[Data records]
* * * * * * * * *
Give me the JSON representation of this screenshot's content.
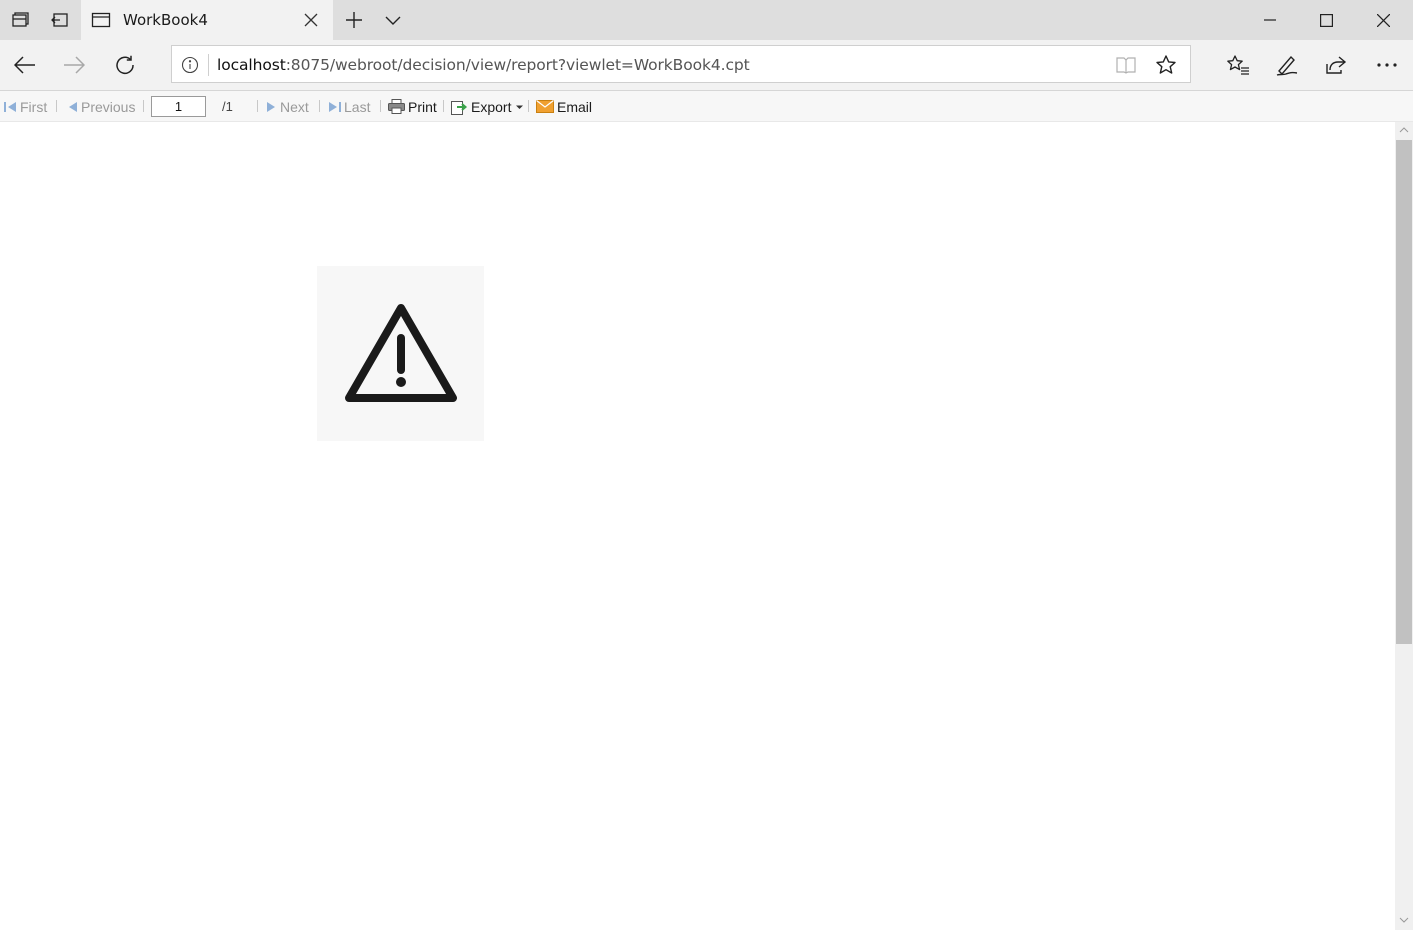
{
  "browser": {
    "tab_title": "WorkBook4",
    "url_host": "localhost",
    "url_rest": ":8075/webroot/decision/view/report?viewlet=WorkBook4.cpt"
  },
  "report_toolbar": {
    "first_label": "First",
    "previous_label": "Previous",
    "page_value": "1",
    "page_total": "/1",
    "next_label": "Next",
    "last_label": "Last",
    "print_label": "Print",
    "export_label": "Export",
    "email_label": "Email"
  },
  "icons": {
    "tab_actions": [
      "tabs-aside-icon",
      "restore-tabs-icon"
    ],
    "tab": [
      "page-icon",
      "close-icon"
    ],
    "tabbar": [
      "plus-icon",
      "chevron-down-icon"
    ],
    "window": [
      "minimize-icon",
      "maximize-icon",
      "close-icon"
    ],
    "nav": [
      "back-arrow-icon",
      "forward-arrow-icon",
      "refresh-icon"
    ],
    "address": [
      "info-icon",
      "reading-view-icon",
      "star-icon"
    ],
    "toolbar_right": [
      "favorites-icon",
      "pen-icon",
      "share-icon",
      "more-icon"
    ],
    "content": [
      "warning-icon"
    ]
  },
  "colors": {
    "tab_strip": "#dedede",
    "active_tab": "#f2f2f2",
    "disabled_text": "#9a9a9a",
    "export_green": "#3aa34a",
    "email_orange": "#f0a030",
    "nav_blue": "#8fb0d8"
  }
}
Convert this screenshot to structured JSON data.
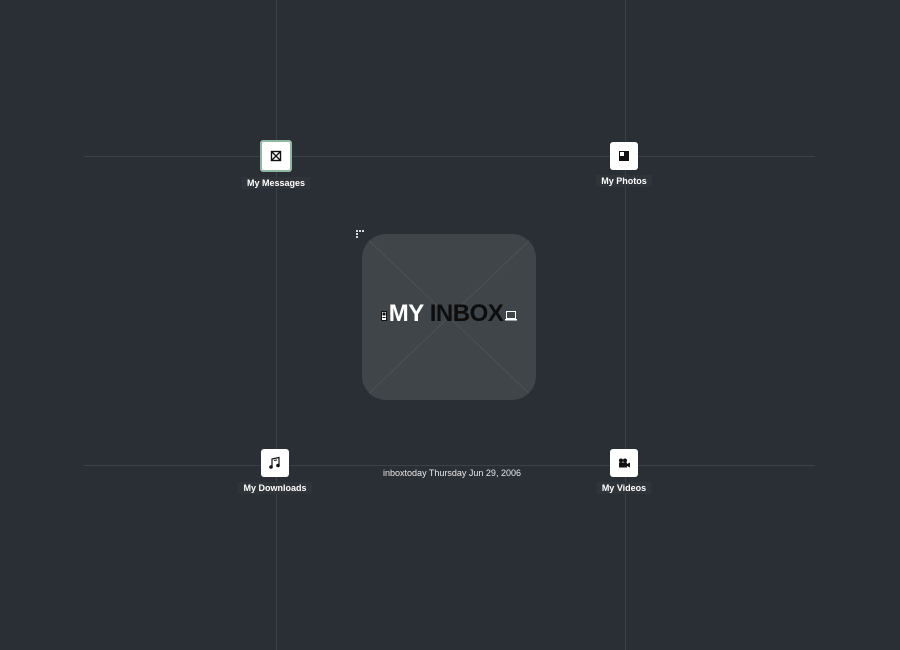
{
  "nav": {
    "messages": {
      "label": "My Messages",
      "icon": "envelope-icon",
      "active": true
    },
    "photos": {
      "label": "My Photos",
      "icon": "photo-icon",
      "active": false
    },
    "downloads": {
      "label": "My Downloads",
      "icon": "music-note-icon",
      "active": false
    },
    "videos": {
      "label": "My Videos",
      "icon": "video-camera-icon",
      "active": false
    }
  },
  "center": {
    "title_part1": "MY",
    "title_part2": "INBOX",
    "left_icon": "phone-icon",
    "right_icon": "laptop-icon"
  },
  "footer": {
    "date_line": "inboxtoday Thursday Jun 29, 2006"
  },
  "colors": {
    "background": "#2a2e35",
    "gridline": "#3c4149",
    "card": "#40454a",
    "active_border": "#8fb6a3",
    "tile": "#ffffff"
  }
}
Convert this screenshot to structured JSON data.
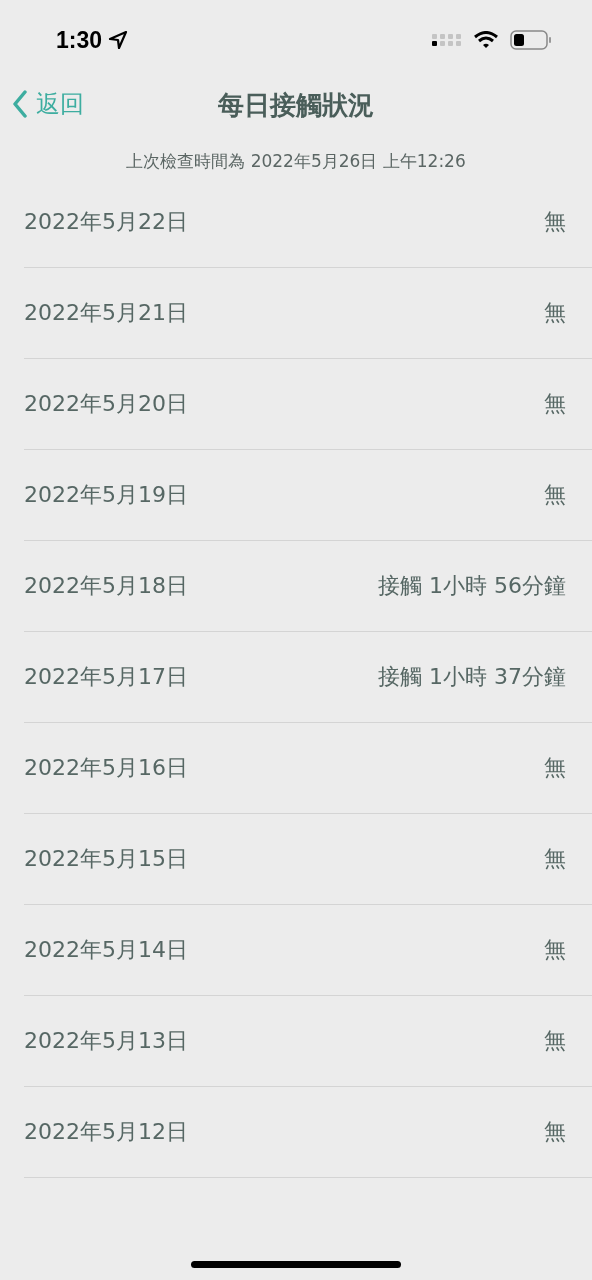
{
  "status_bar": {
    "time": "1:30"
  },
  "nav": {
    "back": "返回",
    "title": "每日接觸狀況"
  },
  "last_checked": "上次檢查時間為 2022年5月26日 上午12:26",
  "days": [
    {
      "date": "2022年5月22日",
      "status": "無"
    },
    {
      "date": "2022年5月21日",
      "status": "無"
    },
    {
      "date": "2022年5月20日",
      "status": "無"
    },
    {
      "date": "2022年5月19日",
      "status": "無"
    },
    {
      "date": "2022年5月18日",
      "status": "接觸 1小時 56分鐘"
    },
    {
      "date": "2022年5月17日",
      "status": "接觸 1小時 37分鐘"
    },
    {
      "date": "2022年5月16日",
      "status": "無"
    },
    {
      "date": "2022年5月15日",
      "status": "無"
    },
    {
      "date": "2022年5月14日",
      "status": "無"
    },
    {
      "date": "2022年5月13日",
      "status": "無"
    },
    {
      "date": "2022年5月12日",
      "status": "無"
    }
  ]
}
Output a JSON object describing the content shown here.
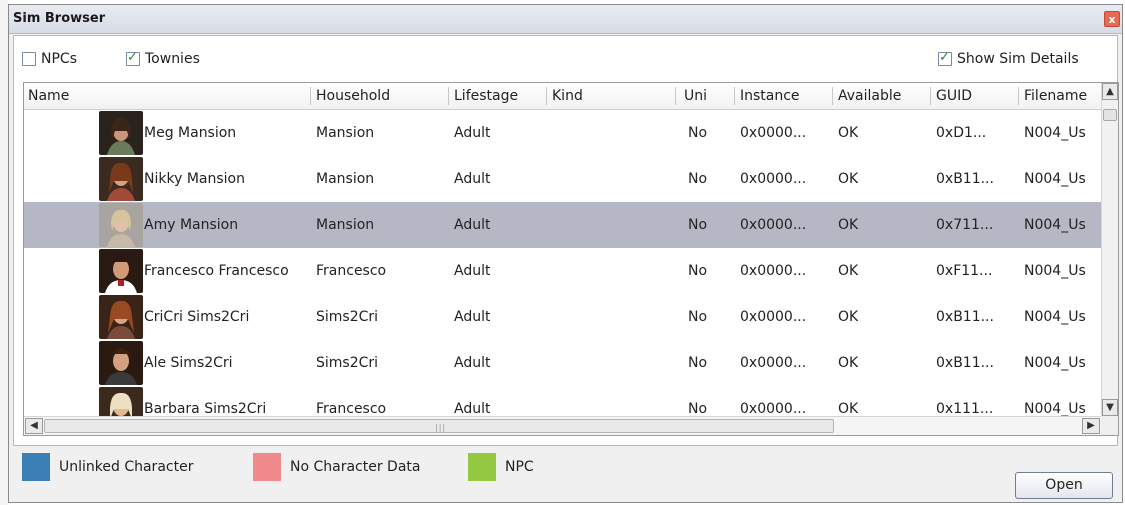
{
  "window": {
    "title": "Sim Browser",
    "close_glyph": "x"
  },
  "filters": {
    "npcs": {
      "label": "NPCs",
      "checked": false
    },
    "townies": {
      "label": "Townies",
      "checked": true
    },
    "show_details": {
      "label": "Show Sim Details",
      "checked": true
    }
  },
  "table": {
    "columns": [
      "Name",
      "Household",
      "Lifestage",
      "Kind",
      "Uni",
      "Instance",
      "Available",
      "GUID",
      "Filename"
    ],
    "rows": [
      {
        "name": "Meg Mansion",
        "household": "Mansion",
        "lifestage": "Adult",
        "kind": "",
        "uni": "No",
        "instance": "0x0000...",
        "available": "OK",
        "guid": "0xD1...",
        "filename": "N004_Us"
      },
      {
        "name": "Nikky Mansion",
        "household": "Mansion",
        "lifestage": "Adult",
        "kind": "",
        "uni": "No",
        "instance": "0x0000...",
        "available": "OK",
        "guid": "0xB11...",
        "filename": "N004_Us"
      },
      {
        "name": "Amy Mansion",
        "household": "Mansion",
        "lifestage": "Adult",
        "kind": "",
        "uni": "No",
        "instance": "0x0000...",
        "available": "OK",
        "guid": "0x711...",
        "filename": "N004_Us",
        "selected": true
      },
      {
        "name": "Francesco Francesco",
        "household": "Francesco",
        "lifestage": "Adult",
        "kind": "",
        "uni": "No",
        "instance": "0x0000...",
        "available": "OK",
        "guid": "0xF11...",
        "filename": "N004_Us"
      },
      {
        "name": "CriCri Sims2Cri",
        "household": "Sims2Cri",
        "lifestage": "Adult",
        "kind": "",
        "uni": "No",
        "instance": "0x0000...",
        "available": "OK",
        "guid": "0xB11...",
        "filename": "N004_Us"
      },
      {
        "name": "Ale Sims2Cri",
        "household": "Sims2Cri",
        "lifestage": "Adult",
        "kind": "",
        "uni": "No",
        "instance": "0x0000...",
        "available": "OK",
        "guid": "0xB11...",
        "filename": "N004_Us"
      },
      {
        "name": "Barbara Sims2Cri",
        "household": "Francesco",
        "lifestage": "Adult",
        "kind": "",
        "uni": "No",
        "instance": "0x0000...",
        "available": "OK",
        "guid": "0x111...",
        "filename": "N004_Us"
      }
    ]
  },
  "legend": [
    {
      "label": "Unlinked Character",
      "color": "#3c7fb7"
    },
    {
      "label": "No Character Data",
      "color": "#f08a8a"
    },
    {
      "label": "NPC",
      "color": "#94c840"
    }
  ],
  "open_label": "Open",
  "colors": {
    "selected_row": "#b5b7c4"
  }
}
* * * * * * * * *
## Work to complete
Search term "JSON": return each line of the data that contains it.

## Response
Give me the JSON representation of this screenshot's content.
Convert this screenshot to structured JSON data.
Convert this screenshot to structured JSON data.
Output a JSON object describing the content shown here.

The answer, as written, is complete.